Based in Canvey Island, Essex, BB Grout is a bakery business of particular interest to me because it is very similar to my own in terms of turnover and number of shops. Noel and Sheila Grout, who own the company, are good friends of mine so I thought it was about time to venture ‘abroad’ and visit them. And I soon discovered you don’t even need a passport to get across the water!

The company was founded in 1946 in a beach kiosk then expanded into a café and takeaway in a holiday camp and a works canteen. Noel joined the business in 1953 as a young boy, then in 1956 did his national service in the RAF, where he succeeded in burning down the cookhouse while serving in Germany! The RAF was obviously pleased to let him return to the family business where he has been ever since.

Back in 1947 the café featured a small outhouse where doughnuts were fried 12 at a time. In today’s climate the ‘health police’ would not even allow ingredients to be stored there, but this was the company’s first steps to becoming a bakery. From small acorns large oak

trees grow.

Later the company moved to larger premises, which had room for a proper bakery at the rear and a shop in the front. On the first day it made six loaves and gave four away. The first day’s takings were £2. Things could only get better and they certainly did. The bakery has grown into a thriving, first-class business that many would envy.

Family focus

Grout’s the Bakers comprises 10 shops and a small property portfolio. It is a family business – sons Giles and Neale run the bakery’s production, daughter Claire handles the accounts and wife Sheila runs the office. I am not sure what Noel does, although he does have a collection of superb cars, one of which always includes a Rolls Royce. I suppose it must take a lot of time driving them around.

That is a little unkind because he is an excellent businessman and the driving force in the company. Like most successful family companies, it is a joint effort by husband and wife.

The philosophy of the company is very simple – make good quality products and keep the distribution area tight (it is about seven miles), which makes control easier and the company more flexible.

Noel is a great believer in quality bread, which is made from scratch. It has a traditional taste and is pleasing to the eye. The bakery is well equipped with modern machinery.

Two new ovens have been installed within the past two years. There is also a one-man doughnut frying system, confectionery depositor, bread plant and flow-wrapper, in addition to all the usual bakery equipment.

These I mention to give you an idea of how the bakery is being improved and the forward thinking of this well-run company.

The shops are all in good locations. Not knowing the area well, I would say they are in prime to ‘secondary-prime’ positions. Once again there is a continual upgrading – shop fittings are modern and give an air of hygiene and well being.

I noticed that while the display units were well stocked with a good selection of products, the range appeared under control. So often I see bakery shops with far too large a variety of confectionery.

Every shop has a bake-off oven and selection of hot savoury goods, plus sandwiches and filled rolls. Takeaway trade is a major part of total turnover.

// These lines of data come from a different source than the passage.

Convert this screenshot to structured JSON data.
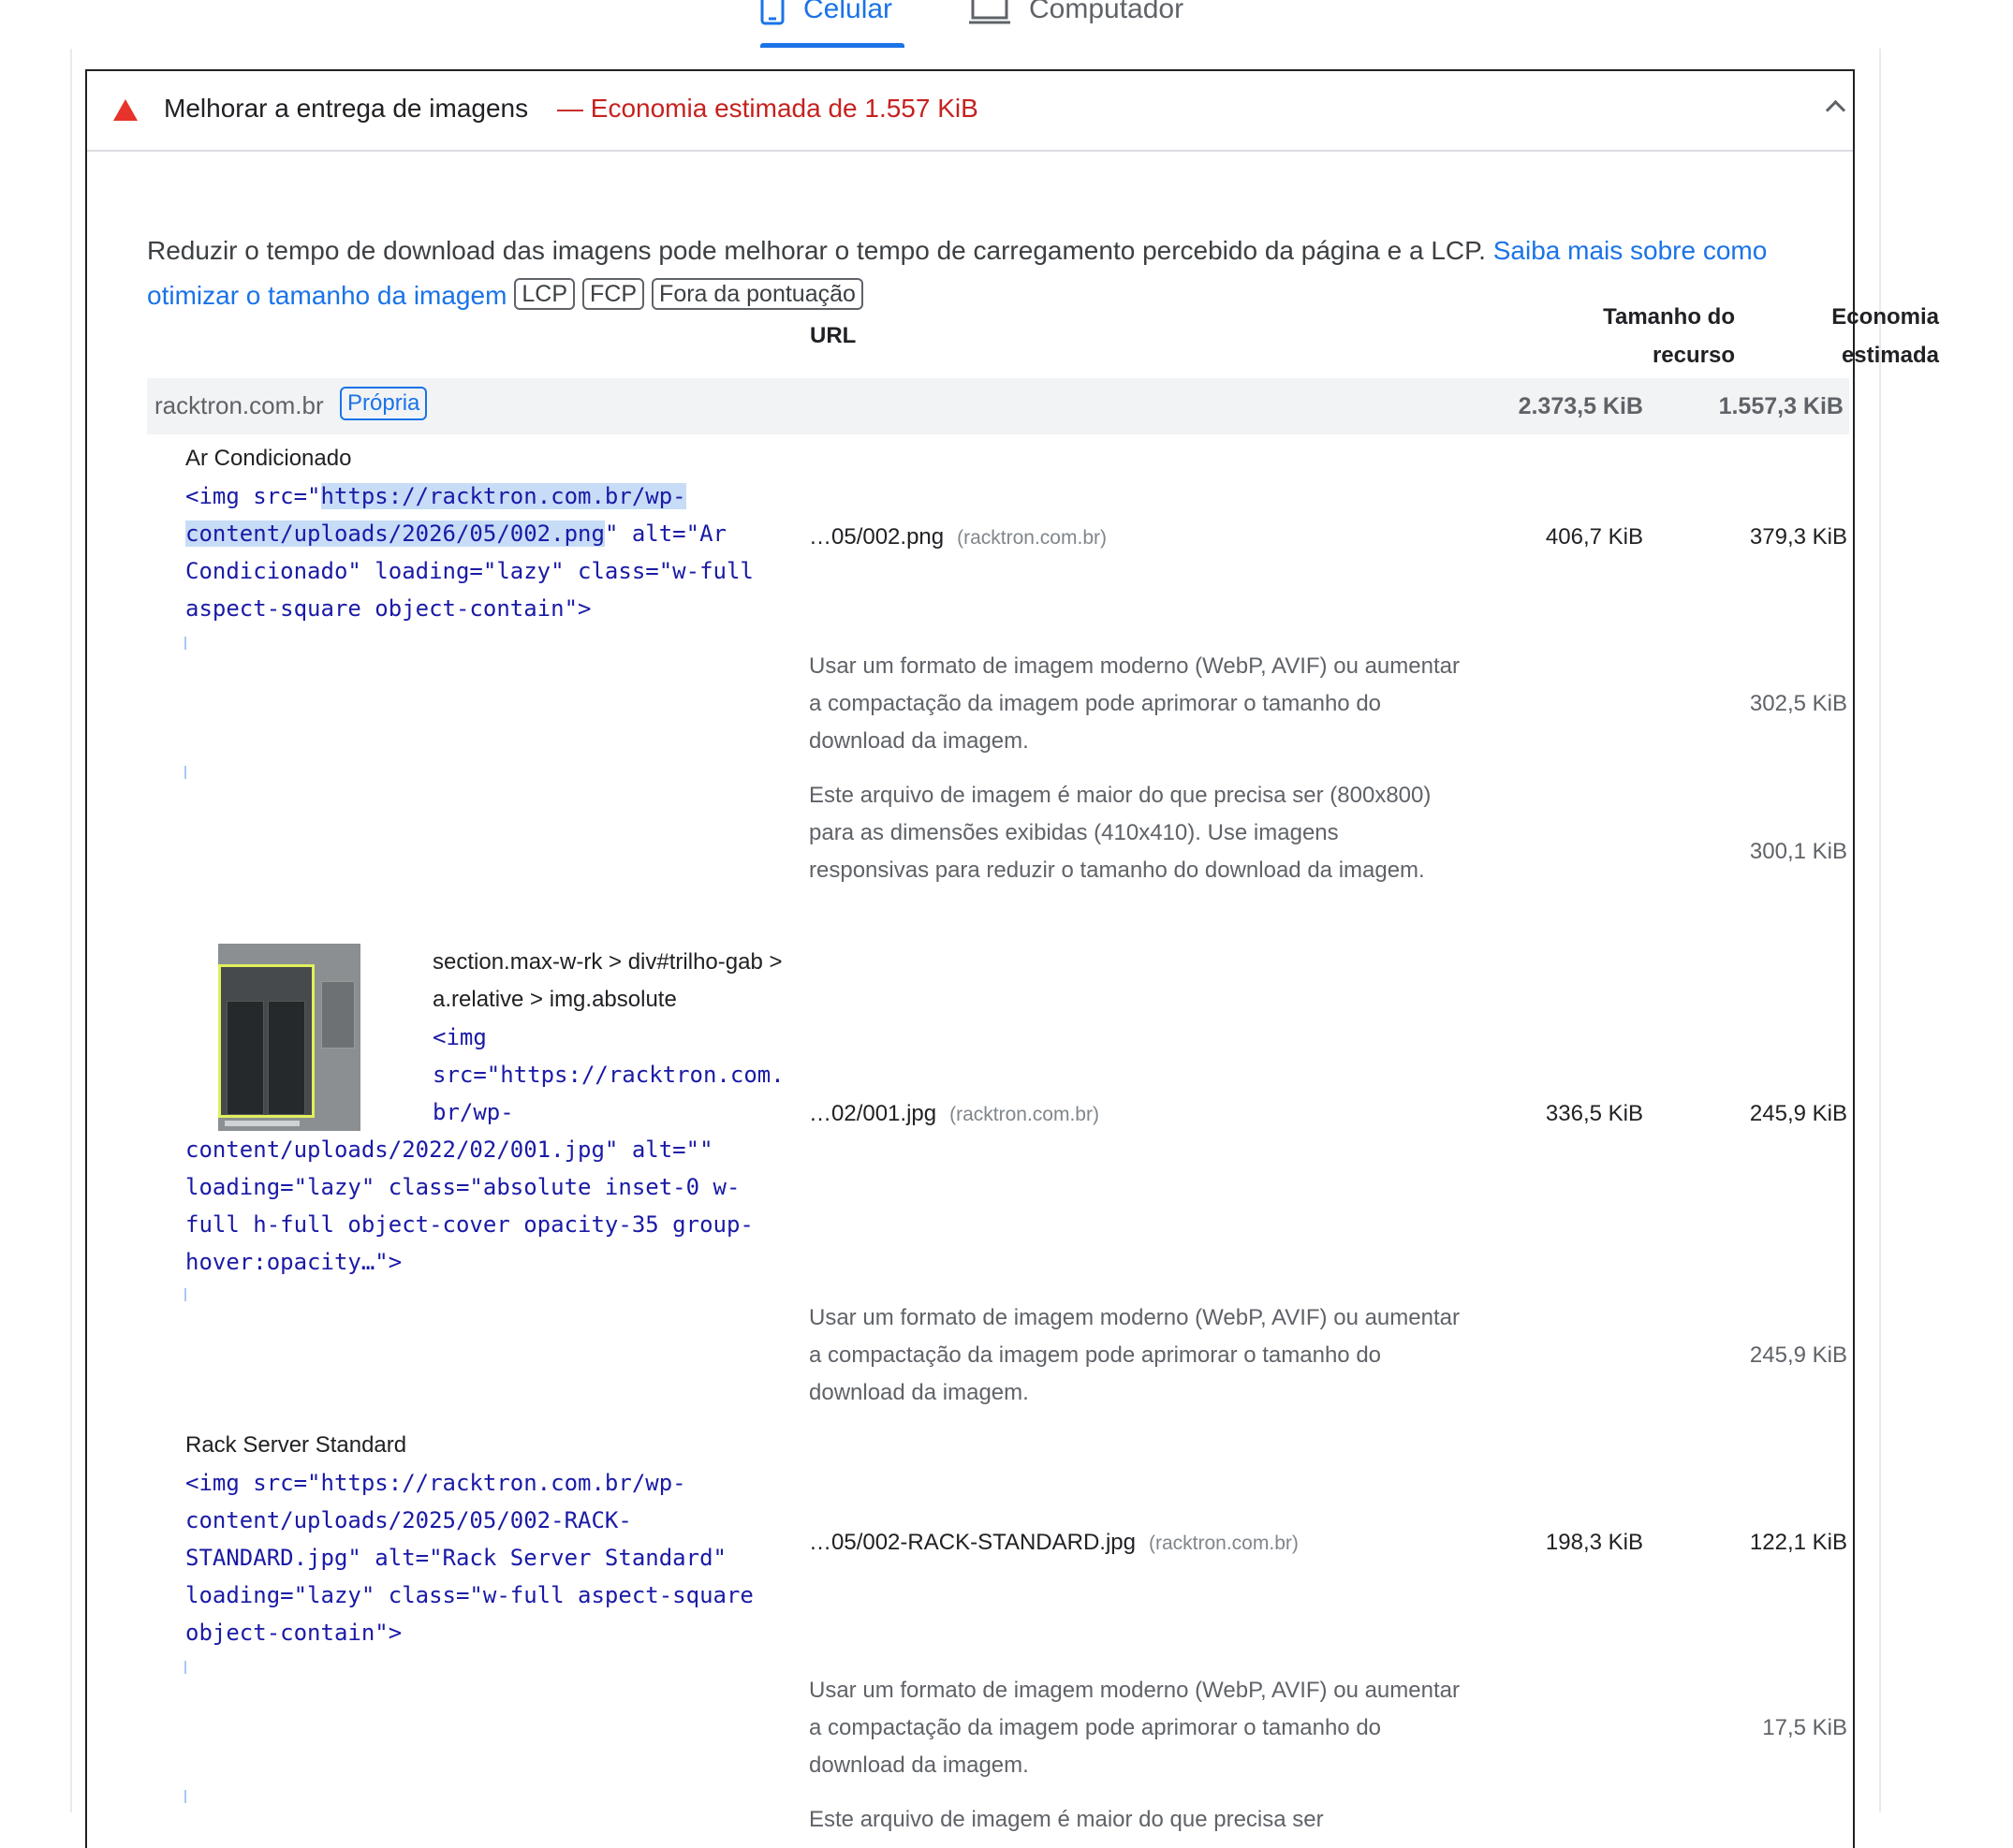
{
  "tabs": {
    "mobile_label": "Celular",
    "desktop_label": "Computador"
  },
  "audit": {
    "title": "Melhorar a entrega de imagens",
    "savings": "— Economia estimada de 1.557 KiB",
    "description": "Reduzir o tempo de download das imagens pode melhorar o tempo de carregamento percebido da página e a LCP. ",
    "link": "Saiba mais sobre como otimizar o tamanho da imagem",
    "tags": [
      "LCP",
      "FCP",
      "Fora da pontuação"
    ]
  },
  "table": {
    "col_url": "URL",
    "col_size_line1": "Tamanho do",
    "col_size_line2": "recurso",
    "col_savings_line1": "Economia",
    "col_savings_line2": "estimada",
    "group": {
      "name": "racktron.com.br",
      "badge": "Própria",
      "size": "2.373,5 KiB",
      "savings": "1.557,3 KiB"
    },
    "rows": [
      {
        "label": "Ar Condicionado",
        "code_1a": "<img src=\"",
        "code_1b": "https://racktron.com.br/wp-",
        "code_2a": "content/uploads/2026/05/002.png",
        "code_2b": "\" alt=\"Ar",
        "code_3": "Condicionado\" loading=\"lazy\" class=\"w-full",
        "code_4": "aspect-square object-contain\">",
        "url": "…05/002.png",
        "host": "(racktron.com.br)",
        "size": "406,7 KiB",
        "savings": "379,3 KiB",
        "sub": [
          {
            "text": "Usar um formato de imagem moderno (WebP, AVIF) ou aumentar a compactação da imagem pode aprimorar o tamanho do download da imagem.",
            "savings": "302,5 KiB"
          },
          {
            "text": "Este arquivo de imagem é maior do que precisa ser (800x800) para as dimensões exibidas (410x410). Use imagens responsivas para reduzir o tamanho do download da imagem.",
            "savings": "300,1 KiB"
          }
        ]
      },
      {
        "selector": "section.max-w-rk > div#trilho-gab > a.relative > img.absolute",
        "code_1": "<img",
        "code_2": "src=\"https://racktron.com.",
        "code_3": "br/wp-",
        "code_4": "content/uploads/2022/02/001.jpg\" alt=\"\"",
        "code_5": "loading=\"lazy\" class=\"absolute inset-0 w-",
        "code_6": "full h-full object-cover opacity-35 group-",
        "code_7": "hover:opacity…\">",
        "url": "…02/001.jpg",
        "host": "(racktron.com.br)",
        "size": "336,5 KiB",
        "savings": "245,9 KiB",
        "sub": [
          {
            "text": "Usar um formato de imagem moderno (WebP, AVIF) ou aumentar a compactação da imagem pode aprimorar o tamanho do download da imagem.",
            "savings": "245,9 KiB"
          }
        ]
      },
      {
        "label": "Rack Server Standard",
        "code_1": "<img src=\"https://racktron.com.br/wp-",
        "code_2": "content/uploads/2025/05/002-RACK-",
        "code_3": "STANDARD.jpg\" alt=\"Rack Server Standard\"",
        "code_4": "loading=\"lazy\" class=\"w-full aspect-square",
        "code_5": "object-contain\">",
        "url": "…05/002-RACK-STANDARD.jpg",
        "host": "(racktron.com.br)",
        "size": "198,3 KiB",
        "savings": "122,1 KiB",
        "sub": [
          {
            "text": "Usar um formato de imagem moderno (WebP, AVIF) ou aumentar a compactação da imagem pode aprimorar o tamanho do download da imagem.",
            "savings": "17,5 KiB"
          },
          {
            "text": "Este arquivo de imagem é maior do que precisa ser"
          }
        ]
      }
    ]
  }
}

There is also a growing trade in buffets, which Noel intends to expand.

Looking at the company as a whole, the question I always ask myself is what have I learnt and could others learn? The answer here is quite easy – keep it simple, do it well, keep tight financial control of costs and expand steadily without biting off more than you can chew.

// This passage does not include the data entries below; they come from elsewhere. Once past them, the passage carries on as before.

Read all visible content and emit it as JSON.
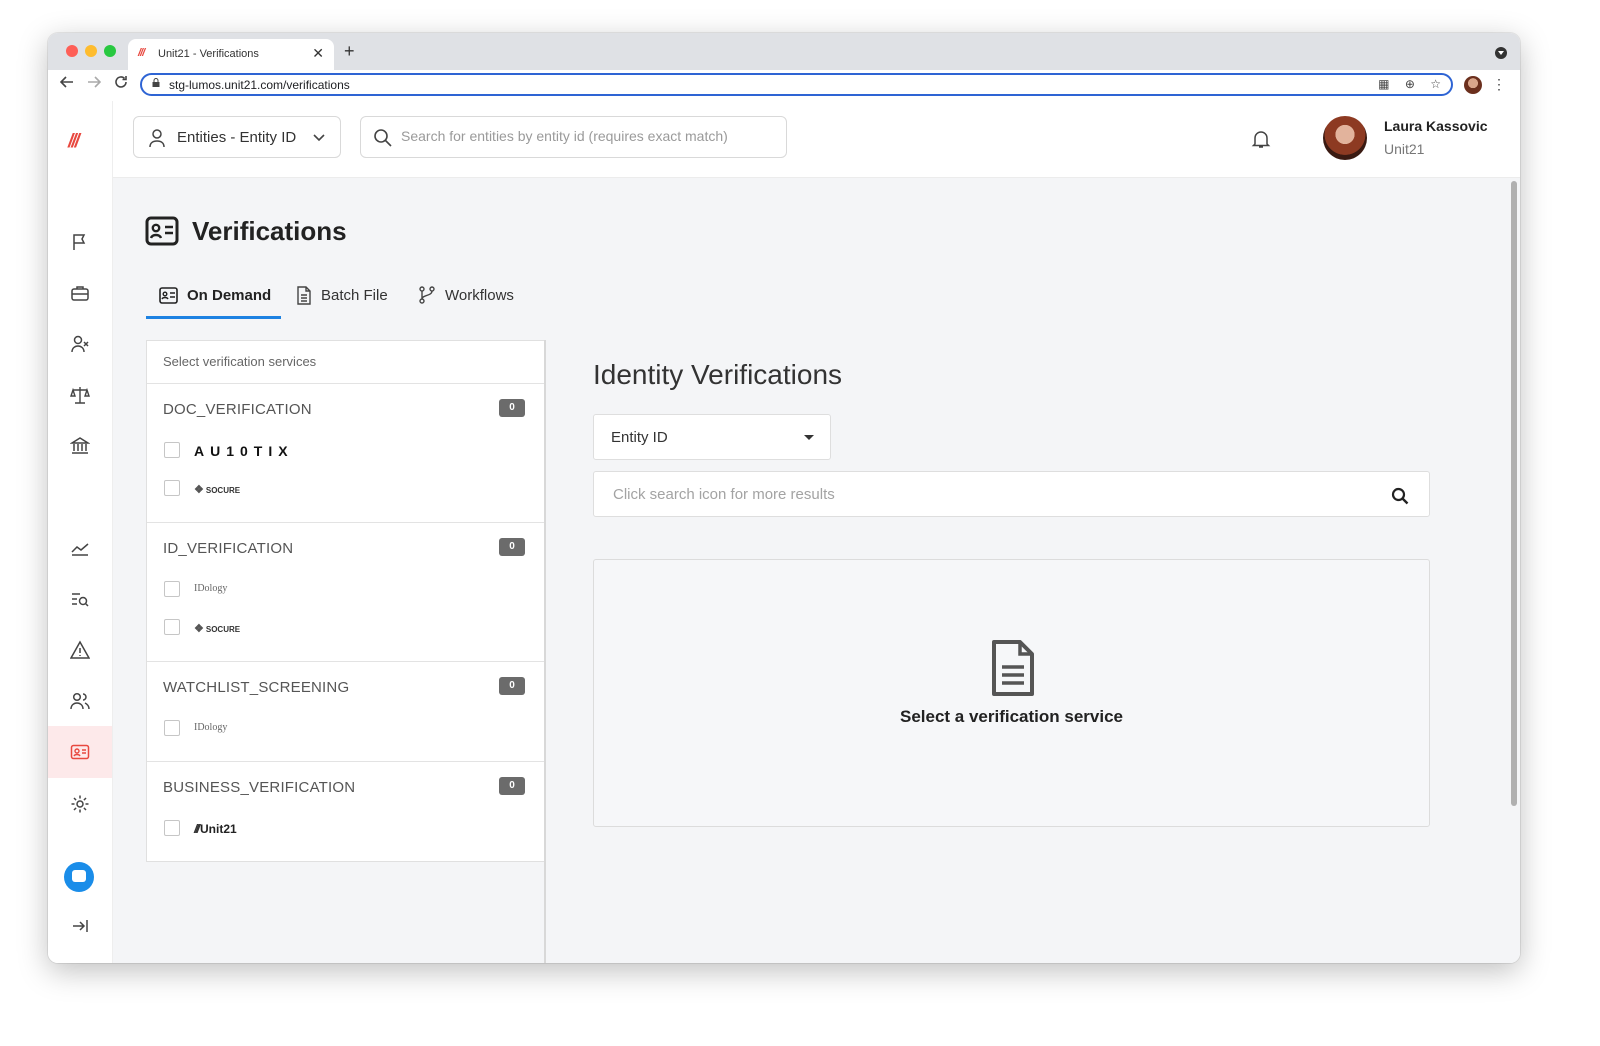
{
  "browser": {
    "tab_title": "Unit21 - Verifications",
    "tab_favicon": "///",
    "tab_close": "✕",
    "new_tab": "+",
    "url": "stg-lumos.unit21.com/verifications"
  },
  "app": {
    "logo": "///",
    "entity_selector": {
      "label": "Entities - Entity ID",
      "icon": "person-icon"
    },
    "global_search": {
      "placeholder": "Search for entities by entity id (requires exact match)"
    },
    "user": {
      "name": "Laura Kassovic",
      "org": "Unit21"
    },
    "sidebar": {
      "items": [
        {
          "icon": "flag-icon"
        },
        {
          "icon": "briefcase-icon"
        },
        {
          "icon": "user-x-icon"
        },
        {
          "icon": "scales-icon"
        },
        {
          "icon": "bank-icon"
        },
        {
          "icon": "trending-icon"
        },
        {
          "icon": "list-search-icon"
        },
        {
          "icon": "alert-triangle-icon"
        },
        {
          "icon": "users-icon"
        },
        {
          "icon": "id-card-icon",
          "active": true
        },
        {
          "icon": "gear-icon"
        },
        {
          "icon": "chat-icon"
        },
        {
          "icon": "expand-arrow-icon"
        }
      ],
      "active_color": "#fde9ea"
    }
  },
  "page": {
    "title": "Verifications",
    "tabs": [
      {
        "label": "On Demand",
        "icon": "id-card-icon",
        "active": true
      },
      {
        "label": "Batch File",
        "icon": "file-icon",
        "active": false
      },
      {
        "label": "Workflows",
        "icon": "workflow-icon",
        "active": false
      }
    ],
    "accent_color": "#1d82e2"
  },
  "services": {
    "header": "Select verification services",
    "groups": [
      {
        "title": "DOC_VERIFICATION",
        "count": "0",
        "vendors": [
          "AU10TIX",
          "SOCURE"
        ]
      },
      {
        "title": "ID_VERIFICATION",
        "count": "0",
        "vendors": [
          "IDology",
          "SOCURE"
        ]
      },
      {
        "title": "WATCHLIST_SCREENING",
        "count": "0",
        "vendors": [
          "IDology"
        ]
      },
      {
        "title": "BUSINESS_VERIFICATION",
        "count": "0",
        "vendors": [
          "Unit21"
        ]
      }
    ]
  },
  "identity": {
    "title": "Identity Verifications",
    "type_select": "Entity ID",
    "search_placeholder": "Click search icon for more results",
    "empty_message": "Select a verification service"
  }
}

Business blueprint

Should anyone be looking for a blueprint to grow a profitable family business one would have a long way to go to beat this Canvey Island small empire. The mixture of freehold and leasehold properties, tight control, family involvement, combined with an open-minded attitude to learning from others, is a lesson to us all. The company is forward looking and wants to expand steadily

While developing this family business Sheila has found time to bring up three children. With Noel’s enormous number of outside interests, in addition to his business, how on Earth they found time to make babies is amazing!

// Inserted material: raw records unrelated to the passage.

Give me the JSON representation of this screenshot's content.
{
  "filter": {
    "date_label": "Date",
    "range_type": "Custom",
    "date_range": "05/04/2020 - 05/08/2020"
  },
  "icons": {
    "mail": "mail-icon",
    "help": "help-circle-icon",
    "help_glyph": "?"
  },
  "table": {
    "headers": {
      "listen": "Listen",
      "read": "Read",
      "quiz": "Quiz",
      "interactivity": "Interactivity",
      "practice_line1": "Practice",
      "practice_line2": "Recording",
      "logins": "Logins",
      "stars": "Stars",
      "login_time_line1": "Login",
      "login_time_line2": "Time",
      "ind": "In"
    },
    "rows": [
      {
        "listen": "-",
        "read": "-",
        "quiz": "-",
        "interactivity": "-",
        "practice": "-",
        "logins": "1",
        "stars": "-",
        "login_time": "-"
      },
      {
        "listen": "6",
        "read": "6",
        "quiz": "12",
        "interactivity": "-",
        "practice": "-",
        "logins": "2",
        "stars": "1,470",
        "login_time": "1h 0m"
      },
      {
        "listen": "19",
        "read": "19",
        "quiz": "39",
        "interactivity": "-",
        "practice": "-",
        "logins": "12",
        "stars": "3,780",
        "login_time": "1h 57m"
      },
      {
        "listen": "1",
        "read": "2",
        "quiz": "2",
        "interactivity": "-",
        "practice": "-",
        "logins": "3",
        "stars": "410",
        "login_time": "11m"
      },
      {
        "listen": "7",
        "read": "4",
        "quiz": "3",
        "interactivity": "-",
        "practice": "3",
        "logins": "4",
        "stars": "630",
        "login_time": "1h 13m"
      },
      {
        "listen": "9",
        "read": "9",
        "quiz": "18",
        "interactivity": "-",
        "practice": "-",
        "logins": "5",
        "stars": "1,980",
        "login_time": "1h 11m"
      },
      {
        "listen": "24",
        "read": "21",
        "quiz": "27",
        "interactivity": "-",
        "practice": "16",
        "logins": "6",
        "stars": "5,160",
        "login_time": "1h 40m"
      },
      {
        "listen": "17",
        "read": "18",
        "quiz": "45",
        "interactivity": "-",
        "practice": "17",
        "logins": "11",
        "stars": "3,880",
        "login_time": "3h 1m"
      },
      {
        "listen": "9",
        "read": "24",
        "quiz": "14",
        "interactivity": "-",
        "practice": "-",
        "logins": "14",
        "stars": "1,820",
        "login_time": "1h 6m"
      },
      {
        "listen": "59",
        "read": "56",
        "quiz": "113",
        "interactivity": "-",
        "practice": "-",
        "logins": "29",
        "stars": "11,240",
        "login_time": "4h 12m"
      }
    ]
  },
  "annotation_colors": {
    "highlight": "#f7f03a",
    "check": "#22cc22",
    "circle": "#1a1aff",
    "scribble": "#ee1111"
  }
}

When I tell you just a few of Noel’s activities you will appreciate the energy of the man. He spent some 30 years as a magistrate, has been a director of a greyhound stadium, chairman of school governors, an active Rotarian and Freemason, church warden and member of the Worshipful Company of Bakers. He is now chairman of the National Association of Master Bakers.

While I confess I have probably missed out as many activities as I have mentioned, I guess that has given you some idea of the man and the company.

Noel is at this time battling with lung cancer, but we all have total faith in him when he assures us he will beat it. To be honest, his lifestyle has not changed – he does just as much as ever. I tell him nearly every day to do less and he takes absolutely no notice.

Giles appears to be taking on just as much as his father. He is LASER president this year and an active rugby player. He is also very involved with the family business.

With good luck, the family will work hard and allow Noel and Sheila to spend more time in their second home in Lanzarote, Spain, as well as to visit us more in Cirencester.